We really need to stick together, support each other, and stop competing over mom cliques, birthday parties, and who makes the best homemade salsa. I mean really, my husband thinks my salsa is pretty damn good and that’s truly enough for me. And honestly, I don’t “over-the-top” decorate for my kids’ birthday parties to compete with you, I do it because it’s my strong suite and it’s simple: I JUST LOVE DOING IT.
I want to be friends with everyone, not just through the easy times that your child sits wonderfully behaved like the Queen of England in a pottery shop, not for status of the collection of mom friends I can gain, and not to ever make you all feel like I will exclude you from things that are important for our children to grow and have fun or even, just a time for us to take a breather all together in one place while our children destroy my home. You are all invited, always. My door is always open and I promise to never judge you or tear you down. I’m here to rise you up and hold your kid’s hand while you walk a few steps back after they’ve just bruised and battered you for not giving them a sip of that three day old juice under your seat that they miraculously saw with their laser vision from ten steps back. I can see when you need a break, I can see when you’re hurting and regretting every second of meeting us out for a public play date. I’ve been there, I’ve had those days, and YOU’RE NOT ALONE. I didn’t schedule that play date thinking it would be flawless, I knew going into it that we may need to swap mommy roles for a few minutes, take a break for a snack or use the potty, and maybe even leave early.
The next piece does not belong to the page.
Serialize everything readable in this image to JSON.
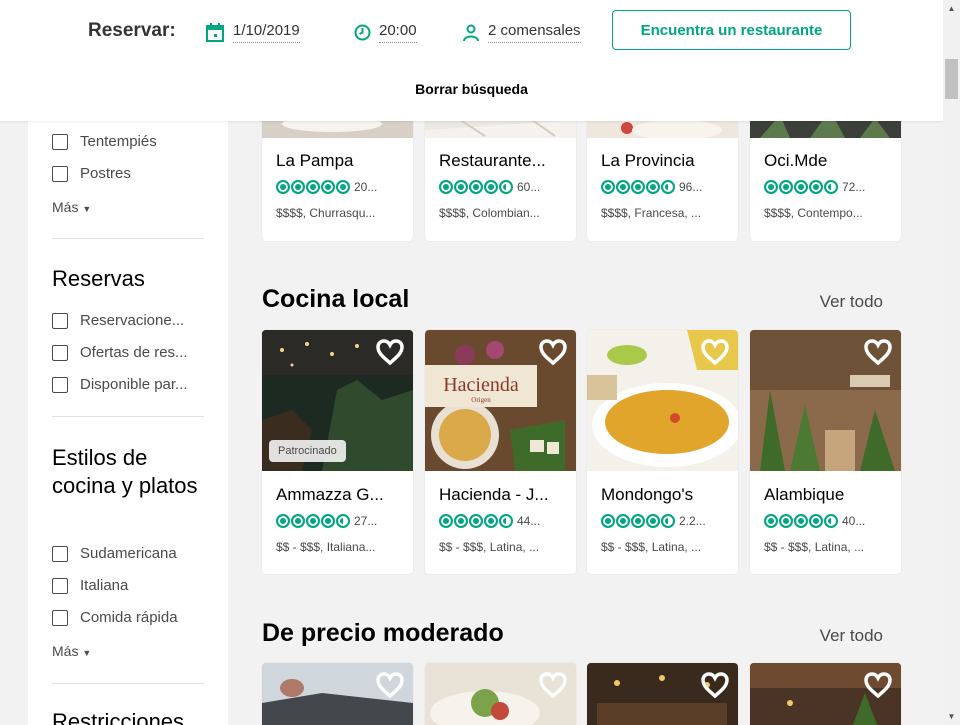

DO NOT add me to your long list of stress during that moment because I’m FINE with your child screaming, sharing our snacks, and even giving a helping set of hands to tackle getting from one spot to the next. All I ask is that you promise to do the same for me and our fellow moms while your out and about having a good day. We’re all in this sisterhood together, and we may not all always be that great in the friendship department but, I can say, the more we all work together to build the bond and settle that judgement, the better we will all be.
Join me in taking a stand against the awkward looks between checkout aisles, debating whether or not to give a fellow mommy your number for a play date. Take a stand against limiting your circle and joining your friends as one unit with new friends and old. Take a stand against judgement and the debate on when to lend a hand, just to lean over and pick up that darn pacifier and wipe it yourself for a mommy juggling her diaper bag and baby in her overfull, always tired, aching arms.
Let’s raise these kids together and help a momma out. It’s so much easier with six hands than two. It takes a village.